Prime ministers Narendra Modi of India, Boris Johnson of Britain, Scott Morrison of Australia, Frank Bainimarama of Fiji, Andrew Holness of Jamaica, and Pravind Jugnauth of Mauritius were its chief architects, acting on behalf of the 21 countries that first founded the Coalition for Disaster Resilient Infrastructure in 2019 to fight climate change.
Small island developing states statistically face the highest disaster losses, financially, in contrast to their gross domestic product.
Resilient infrastructure is viewed by the coalition as integral to mitigating disaster and climate losses, but also meeting the growing development aspirations of the Pacific.
Mr Bainimarama backed sustainable development to offset the economic, social, and environmental challenges that were compounded by climate change and that threatens the very existence of small island developing states.
The latest Pacific initiative will run side the Samoa pathway to link commitments on sustainable energy, natural resource management, and an ocean-based green economy approach and partnerships.
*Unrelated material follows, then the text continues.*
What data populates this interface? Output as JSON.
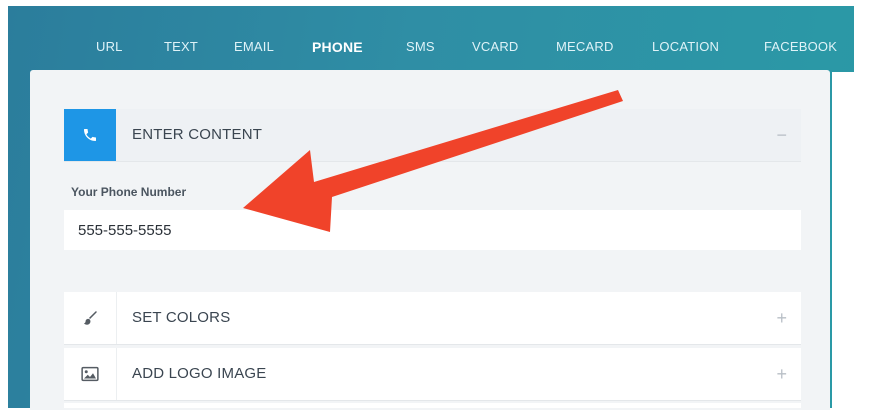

Fiji, he said, recognises the need to “adapt building codes and standards to the climate reality”.
The leader of the country since 2014 felt a solution could be a public-private partnership to finance the vulnerable gap in infrastructure.
“We trust this initiative will reach well beyond technical assistance and capacity building to unlock trillions (of dollars) in private sector capital,” Mr Bainimarama said.
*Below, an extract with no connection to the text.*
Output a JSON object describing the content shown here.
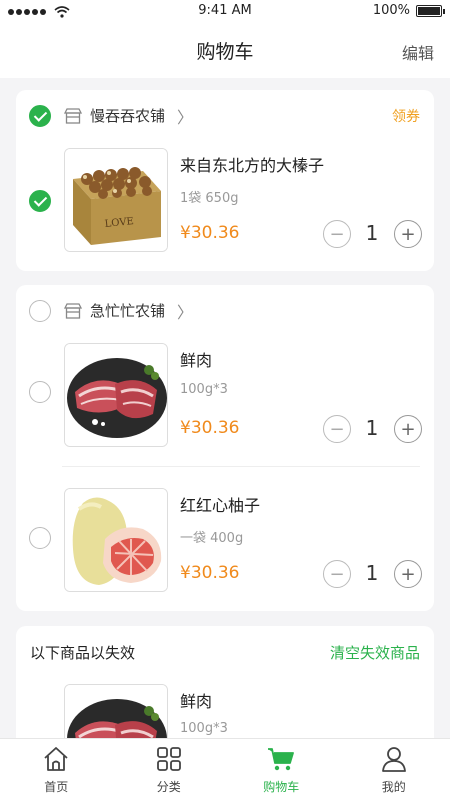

“It can do that by de-risking critical investments now that will build resilience for those on the front line of the climate crisis.
“Fiji’s relocation and displaced people’s trust fund, which establishes a proven process to move at-risk communities and their infrastructure, is an example of where those funds can make an impact.”
Mr Bainimarama was spotted giving a copy of his nation’s climate change act to Mr Morrison. He tweeted it’s a “uniquely Fijian way of following the science to keep faith with future generations”.
Mr Morrison was instead rather keen to boast of his government’s doubling its climate financing contribution of $A2billion ($US1.5 billion) specifically for the Pacific to cut out red tape to get the projects off the ground.
“If there’s anything we know, it is to stick with it, and to make a commitment, to meet it and to beat it, and as our friends and family in the Pacific know and in Southeast Asia, we can be relied upon,” he said.
“We are helping our friends in Papua New Guinea build resilient roads, bridges and wharves.
“We have helped with cyclone resistant produce markets for the Solomon Islands and Fiji, and last year our prefabricated schoolrooms in Vanuatu, which withstood tropical Cyclone Harold giving the community a place to shelter, as well as the kids a chance to return to schools sooner.
“All of us are here because we believe in a fair and practical action to address climate change and we are here because we are family, particularly our Pacific family. Look out for one another, look out for our mates, as we say in Australia, let’s stick together and let’s get on with it.”